Garcia and his wife Jessica Coca Garcia were fundraising for their daughter’s soccer team in the Walmart parking lot when the suspected gunman opened fire that Saturday morning.

Garcia is survived by his wife, who suffered leg wounds but recovered. A week after the shooting, she rose from her wheelchair to give a speech across the road from the county jail where the suspected shooter was being held.

“Racism is something I always wanted to think didn’t exist. Obviously, it does,” she said.

The suspect, Dallas-area man Patrick Crusius, 21, remains in the same jail awaiting trial. State prosecutors have charged him with murder and are pursuing the death penalty, and federal prosecutors charged him with hate crimes.

Police said they arrested Crusius near the shooting after he surrendered to officers, telling them he was targeting “Mexicans.” They also attributed to him a four-page racist screed that decried a Hispanic “invasion” of Texas and the U.S., and called for ethnic and racial segregation.

The shooting was the largest terrorist attack targeting Latinos in modern history and spread fear throughout the Latino community.

In the wake of the attack, El Paso police said the Walmart had previously hired armed off-duty police officers to guard larger stores but removed them at some point.

The Garcia family joined a number of victims who sued the Walmart over lack of security on the busy Saturday shopping day when about 3,000 people were in the store. The lawsuit is ongoing.

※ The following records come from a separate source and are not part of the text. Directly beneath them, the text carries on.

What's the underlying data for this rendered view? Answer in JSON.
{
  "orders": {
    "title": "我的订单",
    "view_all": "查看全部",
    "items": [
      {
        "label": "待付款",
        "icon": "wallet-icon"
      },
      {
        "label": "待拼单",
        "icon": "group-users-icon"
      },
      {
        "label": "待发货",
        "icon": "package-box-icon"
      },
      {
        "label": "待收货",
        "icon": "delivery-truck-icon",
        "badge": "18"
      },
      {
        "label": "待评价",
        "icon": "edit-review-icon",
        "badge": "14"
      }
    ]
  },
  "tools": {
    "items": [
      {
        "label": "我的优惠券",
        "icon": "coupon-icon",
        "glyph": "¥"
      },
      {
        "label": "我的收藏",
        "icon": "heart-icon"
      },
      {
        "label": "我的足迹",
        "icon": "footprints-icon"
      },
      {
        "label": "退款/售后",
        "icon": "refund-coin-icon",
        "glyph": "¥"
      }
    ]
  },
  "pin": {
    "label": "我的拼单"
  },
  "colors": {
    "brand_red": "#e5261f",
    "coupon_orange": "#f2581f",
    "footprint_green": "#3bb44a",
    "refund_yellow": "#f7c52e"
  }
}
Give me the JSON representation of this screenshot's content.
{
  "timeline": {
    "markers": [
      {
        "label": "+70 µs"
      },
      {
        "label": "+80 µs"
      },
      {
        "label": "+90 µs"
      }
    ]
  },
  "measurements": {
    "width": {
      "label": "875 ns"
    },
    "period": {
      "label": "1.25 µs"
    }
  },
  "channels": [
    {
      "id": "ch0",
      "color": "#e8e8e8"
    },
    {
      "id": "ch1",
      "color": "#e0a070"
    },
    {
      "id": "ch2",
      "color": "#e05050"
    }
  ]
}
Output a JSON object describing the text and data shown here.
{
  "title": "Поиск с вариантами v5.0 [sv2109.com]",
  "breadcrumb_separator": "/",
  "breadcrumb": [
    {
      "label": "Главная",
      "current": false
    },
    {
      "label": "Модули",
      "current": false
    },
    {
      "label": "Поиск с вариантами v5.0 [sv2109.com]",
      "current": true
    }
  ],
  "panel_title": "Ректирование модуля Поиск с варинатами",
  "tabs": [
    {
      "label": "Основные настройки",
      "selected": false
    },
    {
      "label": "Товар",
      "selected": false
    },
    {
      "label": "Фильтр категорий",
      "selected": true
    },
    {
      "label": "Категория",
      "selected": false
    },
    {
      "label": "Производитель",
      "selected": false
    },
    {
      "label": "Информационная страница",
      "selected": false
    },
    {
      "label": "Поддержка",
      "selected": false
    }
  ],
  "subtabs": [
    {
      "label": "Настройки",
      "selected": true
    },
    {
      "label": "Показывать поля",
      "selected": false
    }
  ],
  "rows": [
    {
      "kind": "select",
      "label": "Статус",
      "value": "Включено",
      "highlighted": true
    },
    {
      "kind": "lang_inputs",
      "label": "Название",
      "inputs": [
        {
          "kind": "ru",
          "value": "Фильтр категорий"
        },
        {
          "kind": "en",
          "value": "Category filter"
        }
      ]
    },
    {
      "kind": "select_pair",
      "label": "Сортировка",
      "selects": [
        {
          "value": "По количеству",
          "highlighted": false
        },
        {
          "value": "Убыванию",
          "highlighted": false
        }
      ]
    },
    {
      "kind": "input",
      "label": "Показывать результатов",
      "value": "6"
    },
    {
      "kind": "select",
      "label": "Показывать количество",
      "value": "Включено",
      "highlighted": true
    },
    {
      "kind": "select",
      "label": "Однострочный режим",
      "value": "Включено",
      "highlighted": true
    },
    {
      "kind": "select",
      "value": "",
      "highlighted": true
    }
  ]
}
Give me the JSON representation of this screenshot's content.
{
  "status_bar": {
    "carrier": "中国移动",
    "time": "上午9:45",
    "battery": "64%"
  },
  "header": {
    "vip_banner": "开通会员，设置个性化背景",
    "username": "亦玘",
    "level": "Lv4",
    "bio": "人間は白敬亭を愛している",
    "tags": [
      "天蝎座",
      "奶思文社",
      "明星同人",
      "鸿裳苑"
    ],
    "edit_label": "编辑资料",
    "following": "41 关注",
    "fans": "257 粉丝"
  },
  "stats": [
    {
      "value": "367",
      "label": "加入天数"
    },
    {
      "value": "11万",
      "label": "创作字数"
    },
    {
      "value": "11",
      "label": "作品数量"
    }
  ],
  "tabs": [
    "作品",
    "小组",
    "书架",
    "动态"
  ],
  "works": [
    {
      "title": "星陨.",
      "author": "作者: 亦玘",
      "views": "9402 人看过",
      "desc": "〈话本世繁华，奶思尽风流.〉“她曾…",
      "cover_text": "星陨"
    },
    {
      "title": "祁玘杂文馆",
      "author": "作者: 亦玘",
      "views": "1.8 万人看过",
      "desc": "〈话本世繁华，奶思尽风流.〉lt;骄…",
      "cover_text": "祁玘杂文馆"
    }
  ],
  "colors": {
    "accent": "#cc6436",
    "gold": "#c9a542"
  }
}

Following the attack, the Bentonville, Arkansas-based company added armed and unarmed officers to all of its stores. It stopped selling handguns and short-barrel rifle ammunition.

The store where the shooting took place reopened in November.